Task to complete → State how many lines of the entries hold the string "JSON", and nothing more.

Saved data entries
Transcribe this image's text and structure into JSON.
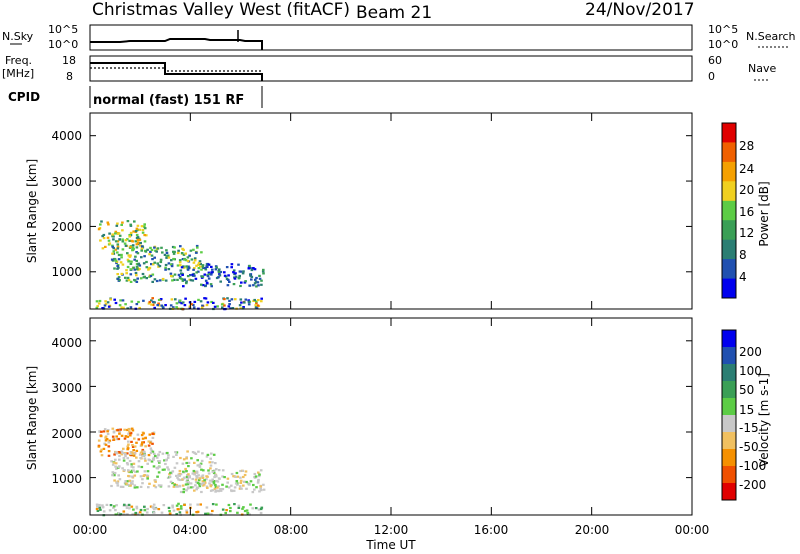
{
  "header": {
    "station": "Christmas Valley West (fitACF)",
    "beam": "Beam 21",
    "date": "24/Nov/2017"
  },
  "nsky_panel": {
    "left_label": "N.Sky",
    "right_label": "N.Search",
    "left_ticks": [
      "10^5",
      "10^0"
    ],
    "right_ticks": [
      "10^5",
      "10^0"
    ]
  },
  "freq_panel": {
    "left_label_1": "Freq.",
    "left_label_2": "[MHz]",
    "right_label": "Nave",
    "left_ticks": [
      "18",
      "8"
    ],
    "right_ticks": [
      "60",
      "0"
    ]
  },
  "cpid": {
    "label": "CPID",
    "value": "normal (fast) 151 RF"
  },
  "colors": {
    "power_scale": [
      "#0000ee",
      "#2050b0",
      "#2b7e73",
      "#3a9f56",
      "#5ccc45",
      "#f0d020",
      "#f5a000",
      "#f06000",
      "#e00000"
    ],
    "velocity_scale": [
      "#e00000",
      "#f05000",
      "#f59000",
      "#f0c060",
      "#c8c8c8",
      "#5ccc45",
      "#3a9f56",
      "#2b7e73",
      "#2050b0",
      "#0000ee"
    ]
  },
  "chart_data": [
    {
      "type": "heatmap",
      "panel": "power",
      "ylabel": "Slant Range [km]",
      "ylim": [
        180,
        4500
      ],
      "yticks": [
        "4000",
        "3000",
        "2000",
        "1000"
      ],
      "xlim": [
        "00:00",
        "24:00"
      ],
      "colorbar_label": "Power [dB]",
      "colorbar_ticks": [
        "28",
        "24",
        "20",
        "16",
        "12",
        "8",
        "4"
      ],
      "scatter_regions": [
        {
          "t0": 0.3,
          "t1": 2.2,
          "r0": 1500,
          "r1": 2150,
          "level": "high"
        },
        {
          "t0": 0.8,
          "t1": 4.5,
          "r0": 1050,
          "r1": 1600,
          "level": "mid"
        },
        {
          "t0": 1.0,
          "t1": 4.0,
          "r0": 800,
          "r1": 1000,
          "level": "mid"
        },
        {
          "t0": 3.5,
          "t1": 6.9,
          "r0": 700,
          "r1": 1200,
          "level": "low"
        },
        {
          "t0": 0.2,
          "t1": 6.9,
          "r0": 200,
          "r1": 450,
          "level": "mixed"
        }
      ]
    },
    {
      "type": "heatmap",
      "panel": "velocity",
      "ylabel": "Slant Range [km]",
      "ylim": [
        180,
        4500
      ],
      "yticks": [
        "4000",
        "3000",
        "2000",
        "1000"
      ],
      "xlabel": "Time UT",
      "xticks": [
        "00:00",
        "04:00",
        "08:00",
        "12:00",
        "16:00",
        "20:00",
        "00:00"
      ],
      "colorbar_label": "Velocity [m s-1]",
      "colorbar_ticks": [
        "200",
        "100",
        "50",
        "15",
        "-15",
        "-50",
        "-100",
        "-200"
      ],
      "scatter_regions": [
        {
          "t0": 0.3,
          "t1": 2.5,
          "r0": 1500,
          "r1": 2100,
          "level": "neg"
        },
        {
          "t0": 0.8,
          "t1": 5.0,
          "r0": 800,
          "r1": 1600,
          "level": "zero"
        },
        {
          "t0": 3.5,
          "t1": 6.9,
          "r0": 700,
          "r1": 1200,
          "level": "zero"
        },
        {
          "t0": 0.2,
          "t1": 6.9,
          "r0": 200,
          "r1": 450,
          "level": "mixed"
        }
      ]
    }
  ]
}
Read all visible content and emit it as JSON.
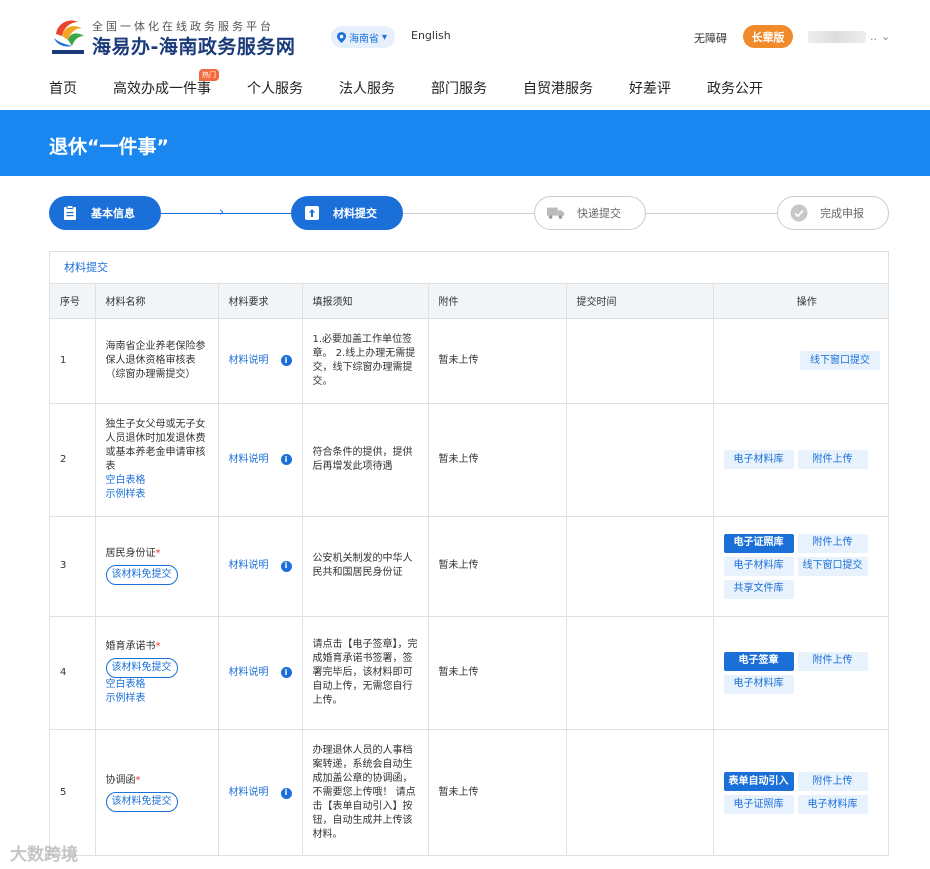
{
  "header": {
    "logo_sub": "全国一体化在线政务服务平台",
    "logo_main": "海易办-海南政务服务网",
    "region": "海南省",
    "english": "English",
    "accessibility": "无障碍",
    "elder_mode": "长辈版",
    "user_suffix": ".."
  },
  "nav": {
    "items": [
      "首页",
      "高效办成一件事",
      "个人服务",
      "法人服务",
      "部门服务",
      "自贸港服务",
      "好差评",
      "政务公开"
    ],
    "hot_badge": "热门"
  },
  "banner": {
    "title": "退休“一件事”"
  },
  "steps": [
    {
      "label": "基本信息",
      "state": "done"
    },
    {
      "label": "材料提交",
      "state": "current"
    },
    {
      "label": "快递提交",
      "state": "pending"
    },
    {
      "label": "完成申报",
      "state": "pending"
    }
  ],
  "panel": {
    "title": "材料提交",
    "columns": [
      "序号",
      "材料名称",
      "材料要求",
      "填报须知",
      "附件",
      "提交时间",
      "操作"
    ],
    "rows": [
      {
        "index": "1",
        "name": "海南省企业养老保险参保人退休资格审核表（综窗办理需提交）",
        "requirement": "材料说明",
        "notice": "1.必要加盖工作单位签章。 2.线上办理无需提交，线下综窗办理需提交。",
        "attachment": "暂未上传",
        "time": "",
        "actions": [
          "线下窗口提交"
        ]
      },
      {
        "index": "2",
        "name": "独生子女父母或无子女人员退休时加发退休费或基本养老金申请审核表",
        "links": [
          "空白表格",
          "示例样表"
        ],
        "requirement": "材料说明",
        "notice": "符合条件的提供，提供后再增发此项待遇",
        "attachment": "暂未上传",
        "time": "",
        "actions": [
          "电子材料库",
          "附件上传"
        ]
      },
      {
        "index": "3",
        "name": "居民身份证",
        "required_mark": "*",
        "exempt": "该材料免提交",
        "requirement": "材料说明",
        "notice": "公安机关制发的中华人民共和国居民身份证",
        "attachment": "暂未上传",
        "time": "",
        "actions": [
          "电子证照库",
          "附件上传",
          "电子材料库",
          "线下窗口提交",
          "共享文件库"
        ]
      },
      {
        "index": "4",
        "name": "婚育承诺书",
        "required_mark": "*",
        "exempt": "该材料免提交",
        "links": [
          "空白表格",
          "示例样表"
        ],
        "requirement": "材料说明",
        "notice": "请点击【电子签章】，完成婚育承诺书签署，签署完毕后，该材料即可自动上传，无需您自行上传。",
        "attachment": "暂未上传",
        "time": "",
        "actions": [
          "电子签章",
          "附件上传",
          "电子材料库"
        ]
      },
      {
        "index": "5",
        "name": "协调函",
        "required_mark": "*",
        "exempt": "该材料免提交",
        "requirement": "材料说明",
        "notice": "办理退休人员的人事档案转递，系统会自动生成加盖公章的协调函，不需要您上传哦！ 请点击【表单自动引入】按钮，自动生成并上传该材料。",
        "attachment": "暂未上传",
        "time": "",
        "actions": [
          "表单自动引入",
          "附件上传",
          "电子证照库",
          "电子材料库"
        ]
      }
    ]
  },
  "watermark": "大数跨境",
  "colors": {
    "primary": "#1a6fd8",
    "banner": "#1a86f0",
    "elder": "#f08a2a"
  }
}
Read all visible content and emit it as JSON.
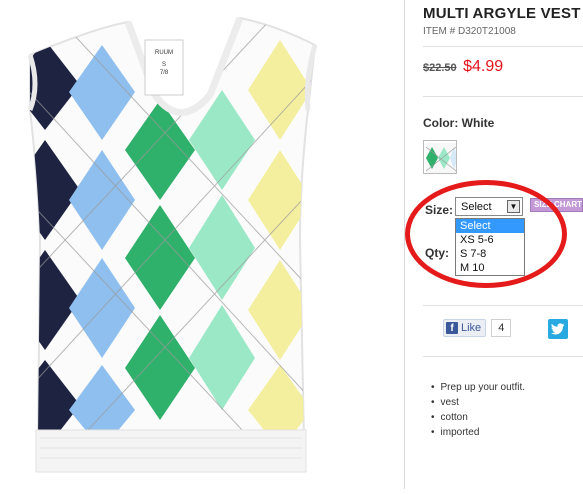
{
  "product": {
    "title": "MULTI ARGYLE VEST",
    "item_number": "ITEM # D320T21008",
    "old_price": "$22.50",
    "new_price": "$4.99",
    "color_label": "Color: White",
    "label_tag": {
      "brand": "RUUM",
      "size_s": "S",
      "size_num": "7/8"
    }
  },
  "size": {
    "label": "Size:",
    "selected": "Select",
    "options": [
      "Select",
      "XS 5-6",
      "S 7-8",
      "M 10"
    ],
    "size_chart_label": "SIZE CHART"
  },
  "qty": {
    "label": "Qty:"
  },
  "social": {
    "like_label": "Like",
    "like_count": "4"
  },
  "description": [
    "Prep up your outfit.",
    "vest",
    "cotton",
    "imported"
  ],
  "colors": {
    "price_red": "#e4121b",
    "highlight_circle": "#e51b1b",
    "navy": "#1d2341",
    "light_blue": "#8fbfee",
    "green": "#2fb06b",
    "mint": "#9be8c6",
    "yellow": "#f4ef9f",
    "facebook": "#3b5998",
    "twitter": "#29a9e1",
    "select_highlight": "#3399ff"
  },
  "icons": {
    "facebook": "facebook-icon",
    "twitter": "twitter-icon",
    "dropdown": "chevron-down-icon"
  }
}
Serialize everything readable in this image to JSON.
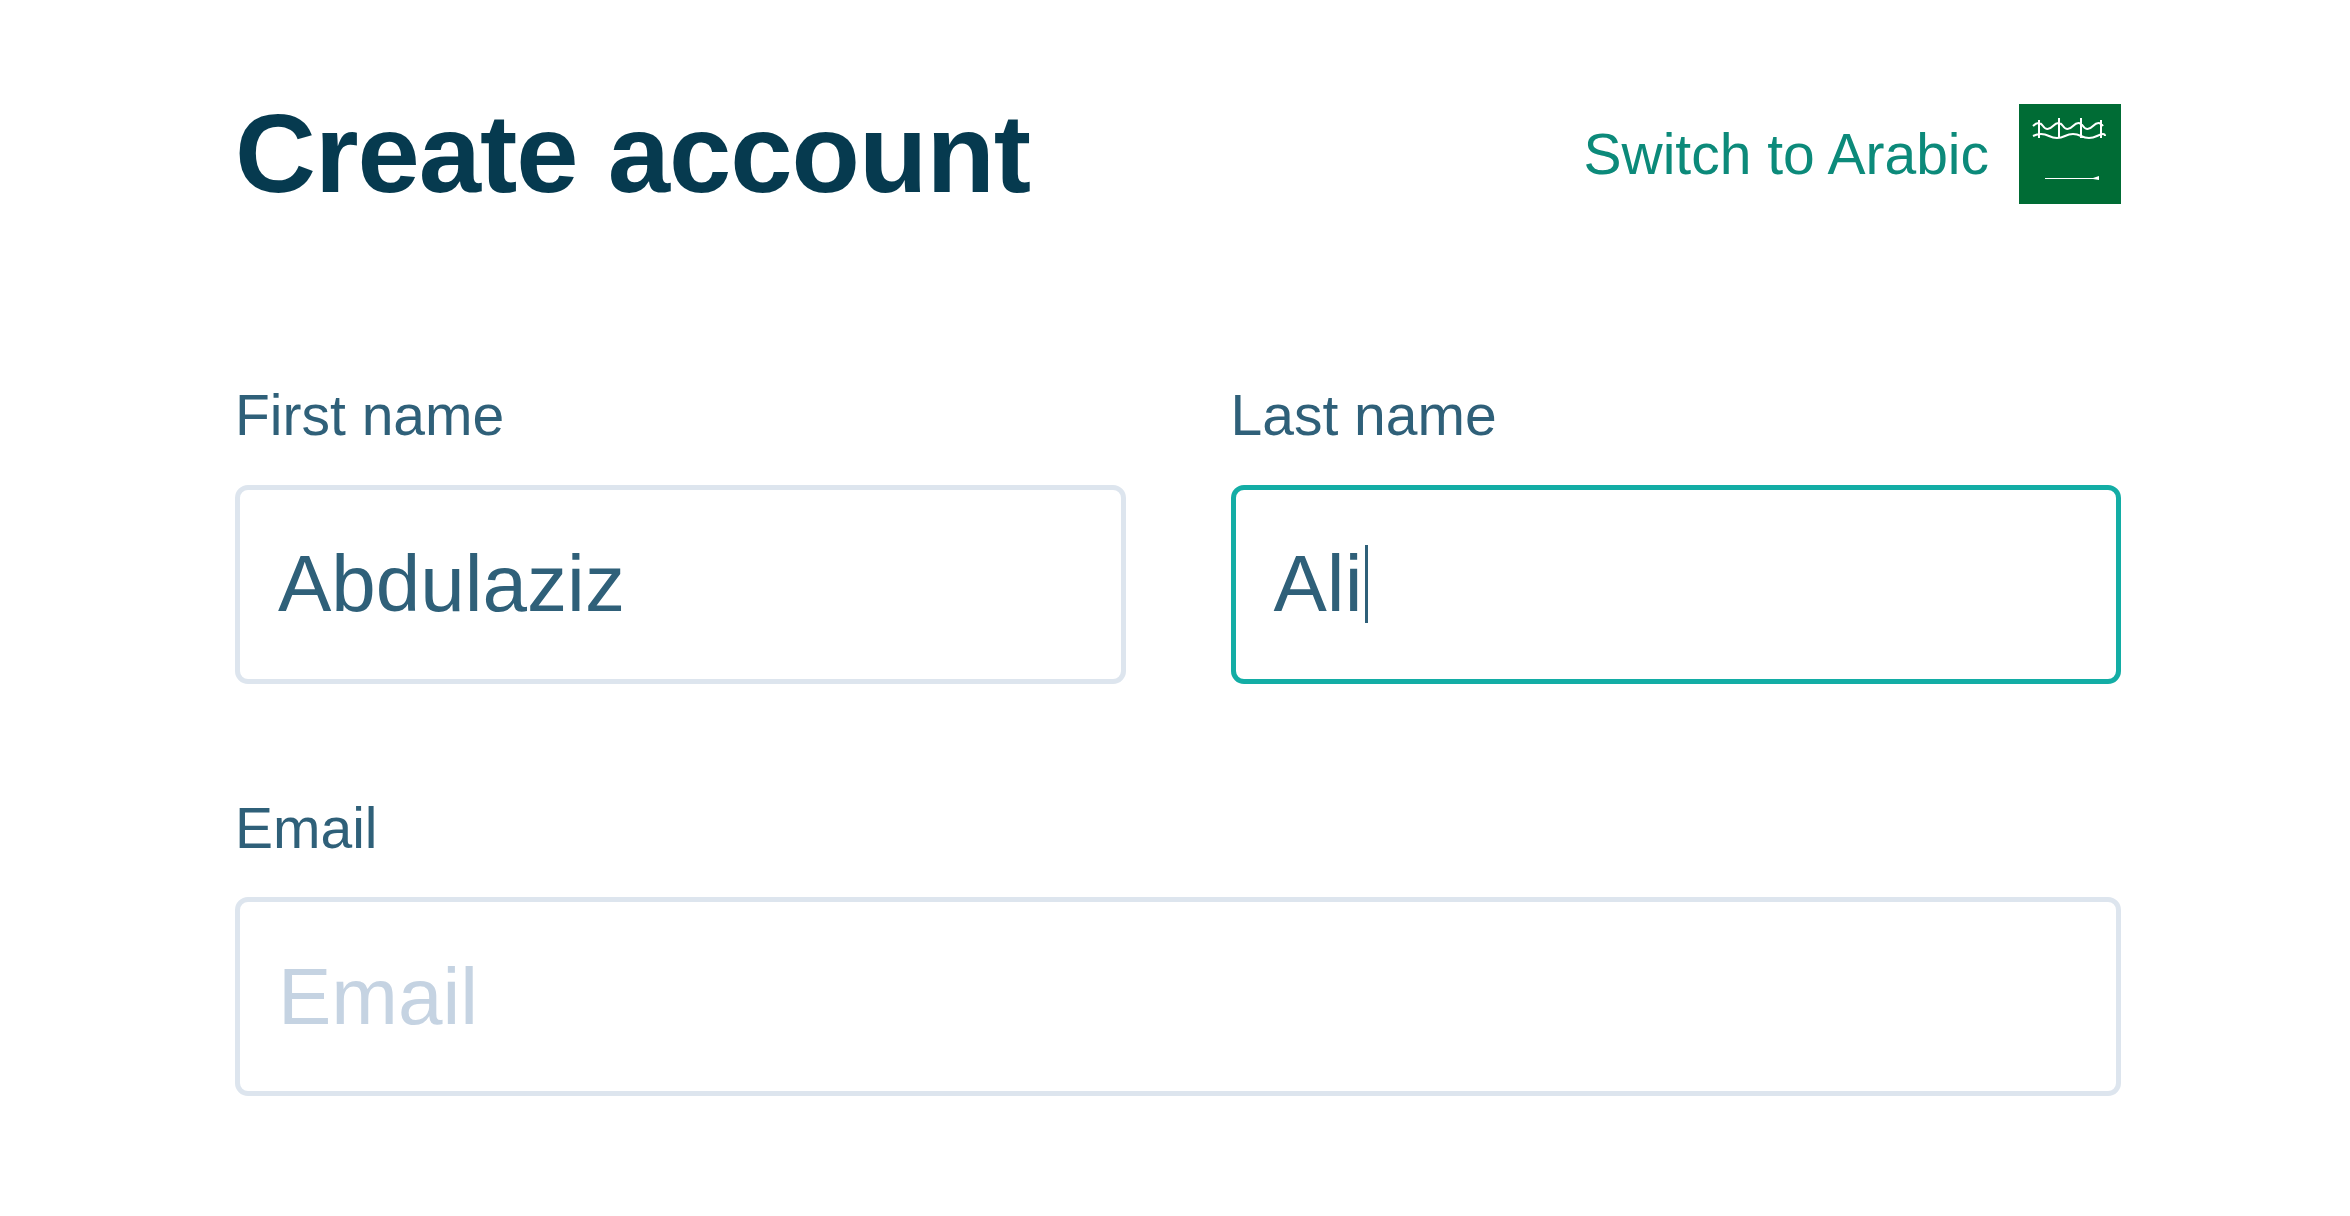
{
  "title": "Create account",
  "language_switch": {
    "label": "Switch to Arabic"
  },
  "name_fields": [
    {
      "label": "First name",
      "value": "Abdulaziz",
      "focused": false
    },
    {
      "label": "Last name",
      "value": "Ali",
      "focused": true
    }
  ],
  "email_field": {
    "label": "Email",
    "placeholder": "Email",
    "focused": false
  }
}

Response area → 4